Researchers at Ecole Polytechnique Fédérale de Lausanne (EPFL) in Switzerland have developed a simple and rapid technique to assess the antibiotic susceptibility of bacterial samples. At present, this is time consuming and inefficient, often leading to disease progression while patients await lab results. This new approach involves a simple optical microscope and a video camera, such as those commonly found in smartphones. The bacteria are loaded into a simple microfluidic device, and then exposed to a given antibiotic. The bacterial cells are then observed through the microscope and video footage of the nanoscale vibrations that are a hallmark of living bacteria is obtained. Once the bacteria stop vibrating, you can assume that they are dead, revealing their susceptibility to the antibiotic drug.
A. Setup to conduct Optical Nanomotion Detection based antibiotic susceptibility test: a low cost optical microscope and a mobile phone are enough. B. Optical image of E. coli bacteria. C. Same field of view as B in false colors that highlight bacterial displacements; Red: high amplitude motion; Blue: no displacement. Credit: Ines Villalba (EPFL)
Antibiotic resistance is becoming a growing issue which costs health services significant resources to fight and manage. It also underlies many patient deaths around the world every year, and this is set to increase as bacteria continue to develop resistance. Determining whether the bacteria causing an infection in a patient are resistant to particular antibiotics is important. Administering the wrong antibiotic will waste precious time in which to get the infection under control, so finding the best drug to use as quickly as possible is key.

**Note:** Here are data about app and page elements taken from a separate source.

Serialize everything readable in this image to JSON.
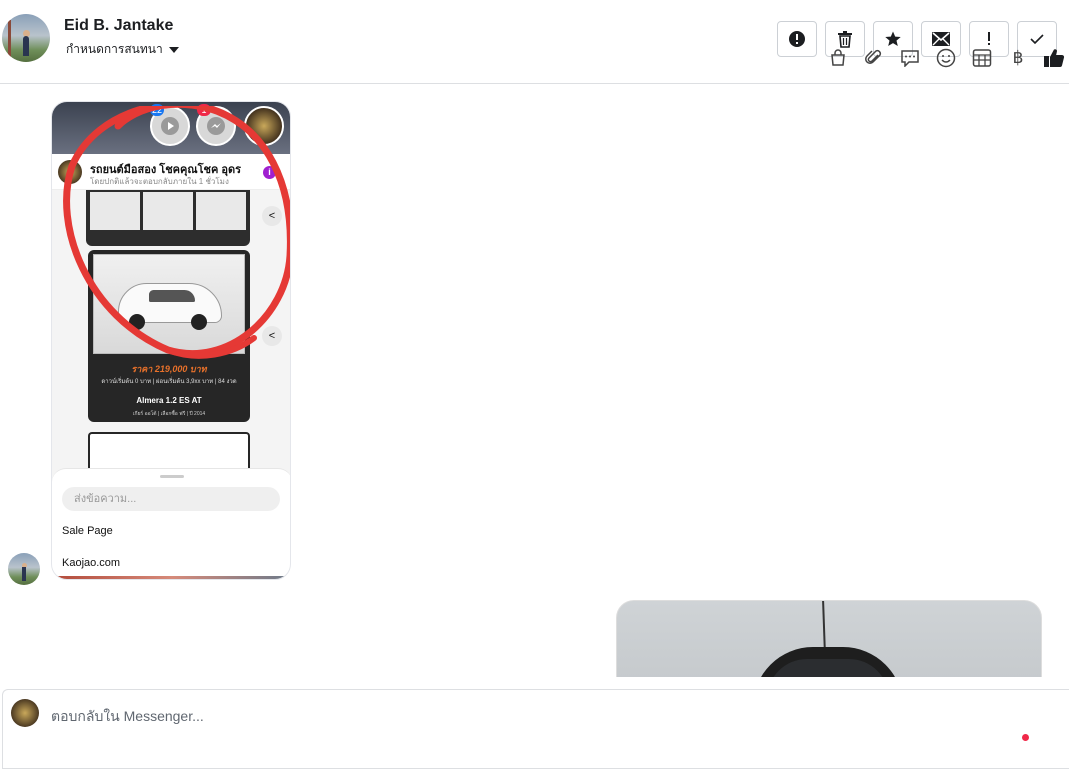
{
  "header": {
    "contact_name": "Eid B. Jantake",
    "assign_label": "กำหนดการสนทนา",
    "toolbar": [
      {
        "name": "spam-button",
        "icon": "alert-circle-icon",
        "glyph": "!"
      },
      {
        "name": "delete-button",
        "icon": "trash-icon",
        "glyph": "🗑"
      },
      {
        "name": "star-button",
        "icon": "star-icon",
        "glyph": "★"
      },
      {
        "name": "mark-unread-button",
        "icon": "envelope-icon",
        "glyph": "✉"
      },
      {
        "name": "follow-up-button",
        "icon": "exclamation-icon",
        "glyph": "!"
      },
      {
        "name": "mark-done-button",
        "icon": "check-icon",
        "glyph": "✓"
      }
    ]
  },
  "shared_screenshot": {
    "badge_video": "22",
    "badge_messenger": "1",
    "page_title": "รถยนต์มือสอง โชคคุณโชค อุดร",
    "page_subtitle": "โดยปกติแล้วจะตอบกลับภายใน 1 ชั่วโมง",
    "price_text": "ราคา 219,000 บาท",
    "finance_text": "ดาวน์เริ่มต้น 0 บาท | ผ่อนเริ่มต้น 3,9xx บาท | 84 งวด",
    "model_text": "Almera 1.2 ES AT",
    "detail_text": "เกียร์ ออโต้ | เลือกซื้อ ฟรี | ปี 2014",
    "message_placeholder": "ส่งข้อความ...",
    "options": [
      "Sale Page",
      "Kaojao.com"
    ]
  },
  "composer": {
    "placeholder": "ตอบกลับใน Messenger...",
    "icons": [
      "shop-bag-icon",
      "attachment-icon",
      "saved-reply-icon",
      "emoji-icon",
      "table-icon",
      "baht-icon",
      "like-icon"
    ],
    "icon_glyphs": [
      "⛟",
      "🖇",
      "💬",
      "☺",
      "▦",
      "฿",
      "👍"
    ]
  },
  "colors": {
    "accent_blue": "#1877f2",
    "annotation_red": "#e53935",
    "notification_red": "#f02849"
  }
}
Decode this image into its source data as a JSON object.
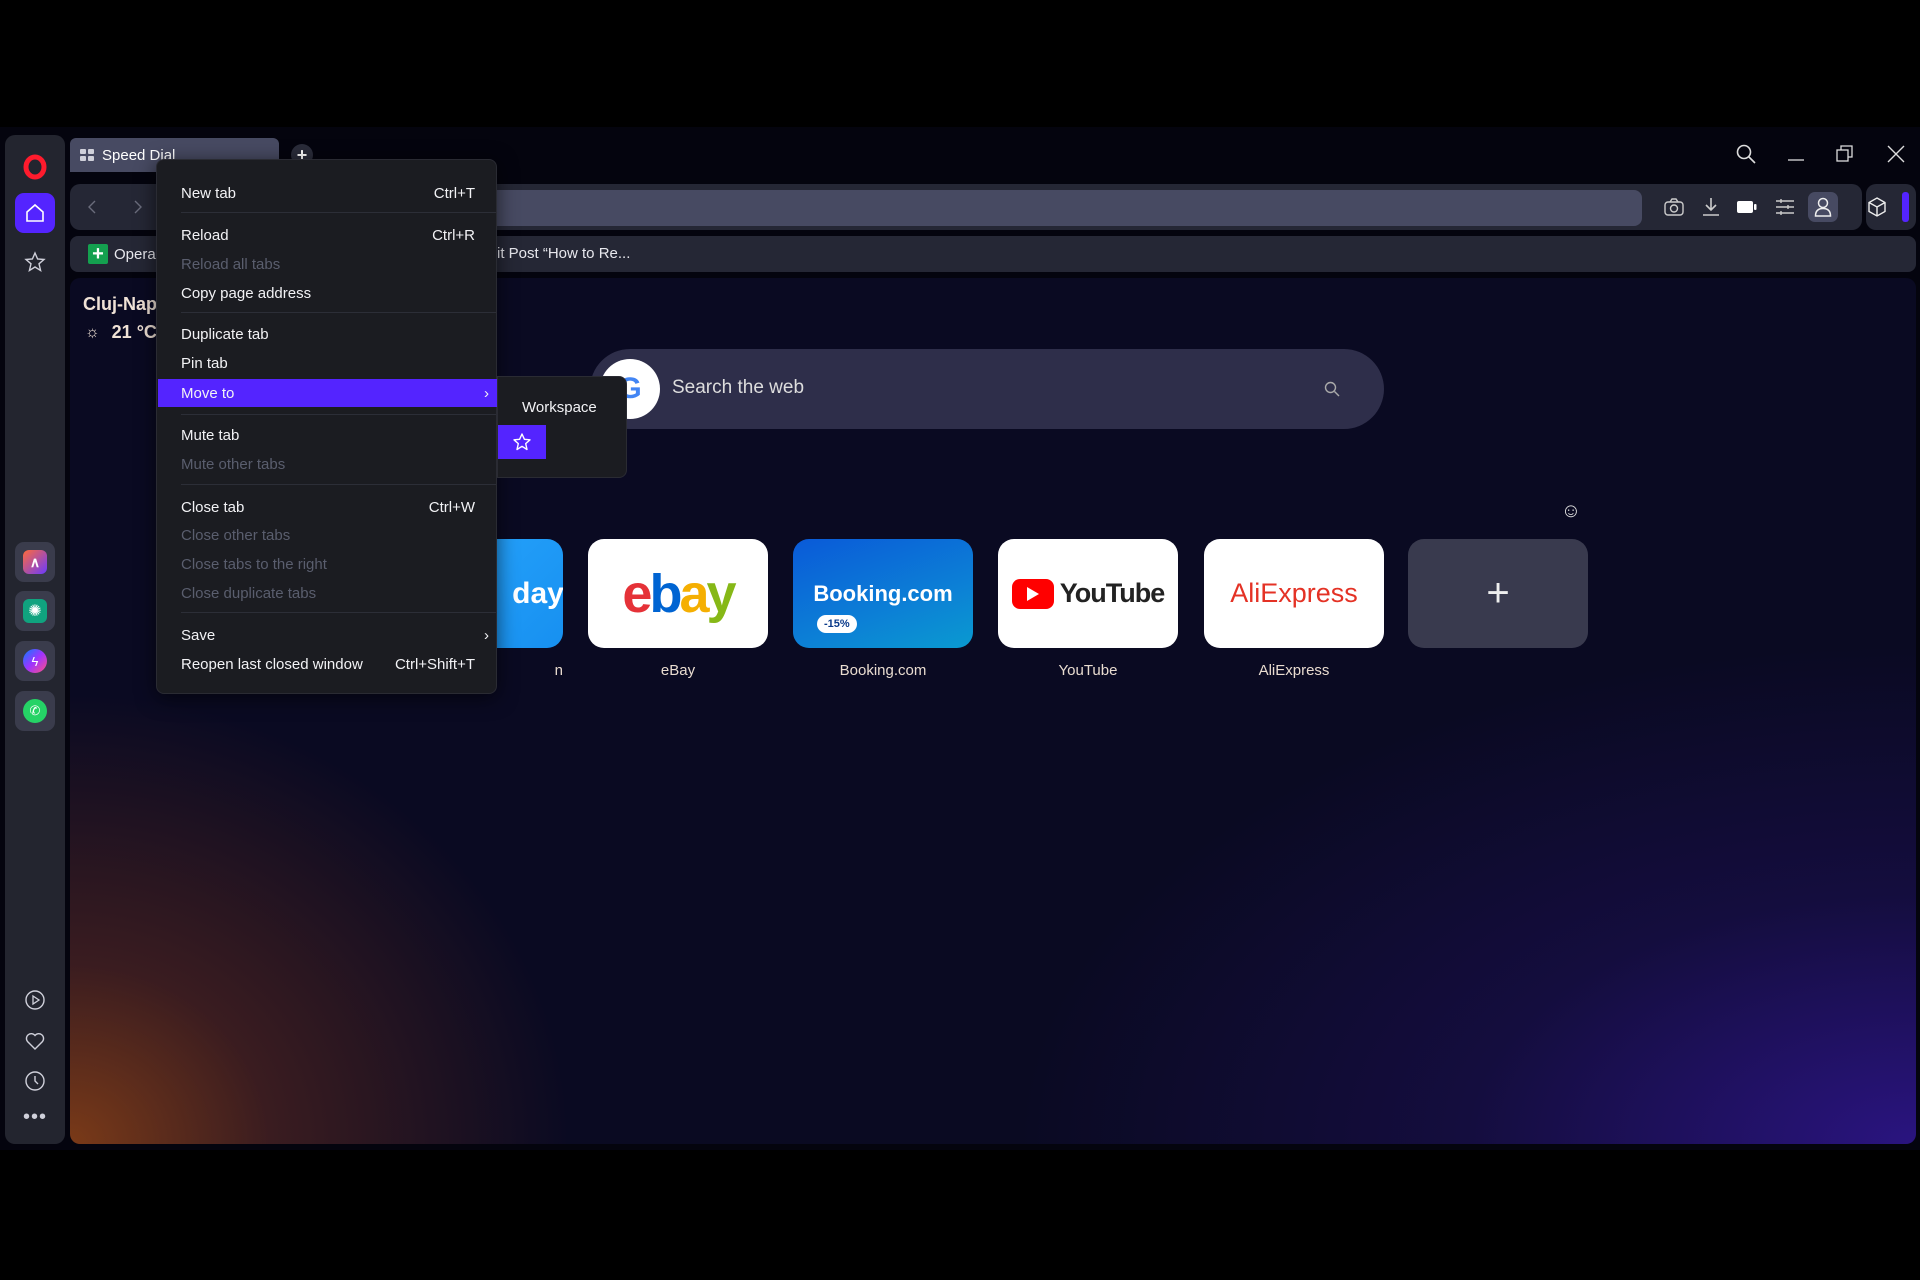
{
  "tab": {
    "title": "Speed Dial",
    "new_tab": "+"
  },
  "bookmarks": [
    {
      "label": "Opera"
    },
    {
      "label": "it Post “How to Re..."
    }
  ],
  "weather": {
    "city": "Cluj-Nap",
    "temp": "21 °C"
  },
  "search": {
    "placeholder": "Search the web"
  },
  "speed_dial": [
    {
      "label": "n",
      "logo": "day"
    },
    {
      "label": "eBay"
    },
    {
      "label": "Booking.com",
      "logo": "Booking.com",
      "badge": "-15%"
    },
    {
      "label": "YouTube",
      "logo": "YouTube"
    },
    {
      "label": "AliExpress",
      "logo": "AliExpress"
    },
    {
      "label": "",
      "logo": "+"
    }
  ],
  "menu": {
    "items": [
      {
        "label": "New tab",
        "shortcut": "Ctrl+T"
      },
      {
        "label": "Reload",
        "shortcut": "Ctrl+R"
      },
      {
        "label": "Reload all tabs",
        "disabled": true
      },
      {
        "label": "Copy page address"
      },
      {
        "label": "Duplicate tab"
      },
      {
        "label": "Pin tab"
      },
      {
        "label": "Move to",
        "submenu": true,
        "highlighted": true
      },
      {
        "label": "Mute tab"
      },
      {
        "label": "Mute other tabs",
        "disabled": true
      },
      {
        "label": "Close tab",
        "shortcut": "Ctrl+W"
      },
      {
        "label": "Close other tabs",
        "disabled": true
      },
      {
        "label": "Close tabs to the right",
        "disabled": true
      },
      {
        "label": "Close duplicate tabs",
        "disabled": true
      },
      {
        "label": "Save",
        "submenu": true
      },
      {
        "label": "Reopen last closed window",
        "shortcut": "Ctrl+Shift+T"
      }
    ],
    "submenu": {
      "title": "Workspace"
    }
  },
  "colors": {
    "accent": "#5424ff",
    "menu_bg": "#1b1c21",
    "sidebar_bg": "#23252f",
    "opera_red": "#ff1b2d"
  }
}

However, current lab techniques are typically not very fast, and often involve culturing the bacteria until there are enough to perform the susceptibility tests, which involve exposing bacterial samples to a panel of drugs and then observing whether the bacterial cells die or not. There are also methods that involve genetic testing to determine if the bacteria have genes that confer resistance against particular drugs. These methods often take over 24 hours, which can make the difference between the infection progressing or not, and may also require expensive and bulky lab equipment and highly trained technicians to do everything right.

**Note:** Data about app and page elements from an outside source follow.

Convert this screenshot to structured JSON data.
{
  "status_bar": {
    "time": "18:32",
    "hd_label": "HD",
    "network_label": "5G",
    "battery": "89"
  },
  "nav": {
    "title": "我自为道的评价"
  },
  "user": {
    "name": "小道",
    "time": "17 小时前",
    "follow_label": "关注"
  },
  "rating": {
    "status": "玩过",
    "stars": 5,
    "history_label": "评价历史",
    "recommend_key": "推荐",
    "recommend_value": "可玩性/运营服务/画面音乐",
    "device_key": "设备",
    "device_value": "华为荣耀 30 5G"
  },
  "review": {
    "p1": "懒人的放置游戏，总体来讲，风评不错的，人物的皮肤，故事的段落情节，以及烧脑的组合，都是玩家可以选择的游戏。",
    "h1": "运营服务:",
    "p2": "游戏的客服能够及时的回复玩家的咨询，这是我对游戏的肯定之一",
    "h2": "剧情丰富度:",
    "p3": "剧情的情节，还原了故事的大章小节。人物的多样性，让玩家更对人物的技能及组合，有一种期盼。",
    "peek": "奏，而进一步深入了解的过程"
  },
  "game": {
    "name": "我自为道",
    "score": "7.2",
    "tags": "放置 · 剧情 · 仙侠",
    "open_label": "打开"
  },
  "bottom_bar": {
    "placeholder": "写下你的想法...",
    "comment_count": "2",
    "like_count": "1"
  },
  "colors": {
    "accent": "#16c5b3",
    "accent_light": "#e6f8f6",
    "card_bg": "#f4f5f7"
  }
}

To address this, these researchers have developed a relatively simple technique that does not require specialized equipment. Most importantly, it is very fast, taking just a few hours. “We have developed a technique in our laboratories that allows us to obtain an antibiogram within 2-4 hours — instead of the current 24 hours for the most common germs and one month for tuberculosis,” said Sandor Kasas, a researcher involved in the study. “Our technique is not only faster but also simpler and much cheaper than all those existing now,” added Ronnie Willaert, a second researcher who contributed to the project.

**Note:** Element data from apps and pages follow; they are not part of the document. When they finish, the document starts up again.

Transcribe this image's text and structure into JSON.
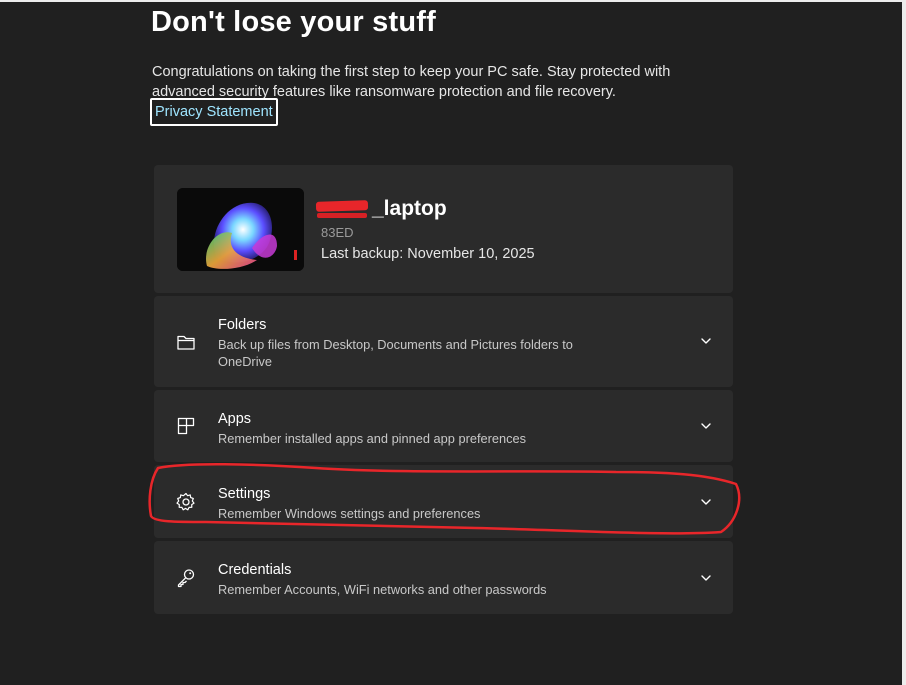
{
  "page": {
    "title": "Don't lose your stuff",
    "description": "Congratulations on taking the first step to keep your PC safe. Stay protected with advanced security features like ransomware protection and file recovery.",
    "privacy_link": "Privacy Statement"
  },
  "device": {
    "name": "_laptop",
    "sub": "83ED",
    "last_backup": "Last backup: November 10, 2025"
  },
  "sections": [
    {
      "title": "Folders",
      "description": "Back up files from Desktop, Documents and Pictures folders to OneDrive",
      "icon": "folder-icon"
    },
    {
      "title": "Apps",
      "description": "Remember installed apps and pinned app preferences",
      "icon": "apps-icon"
    },
    {
      "title": "Settings",
      "description": "Remember Windows settings and preferences",
      "icon": "gear-icon"
    },
    {
      "title": "Credentials",
      "description": "Remember Accounts, WiFi networks and other passwords",
      "icon": "key-icon"
    }
  ],
  "colors": {
    "background": "#202020",
    "card": "#2b2b2b",
    "link": "#9fe5ff",
    "annotation": "#e8262a"
  }
}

The method involves adding the bacterial sample to a simple microfluidic device and then introducing a sample of the antibiotic to be tested. After a short incubation, the bacteria can be viewed and videoed using a simple optical microscope and a smartphone camera. Live bacteria demonstrate nanoscale vibrations, which can be viewed through the microscope. If the bacteria are dead, then they stop vibrating, which can also be observed through the microscope. These cell movements are monitored by the system, revealing the antibiotic susceptibility of the bacterial sample in very little time.
Study in PNAS: Simple optical nanomotion method for single-bacterium viability and antibiotic response testing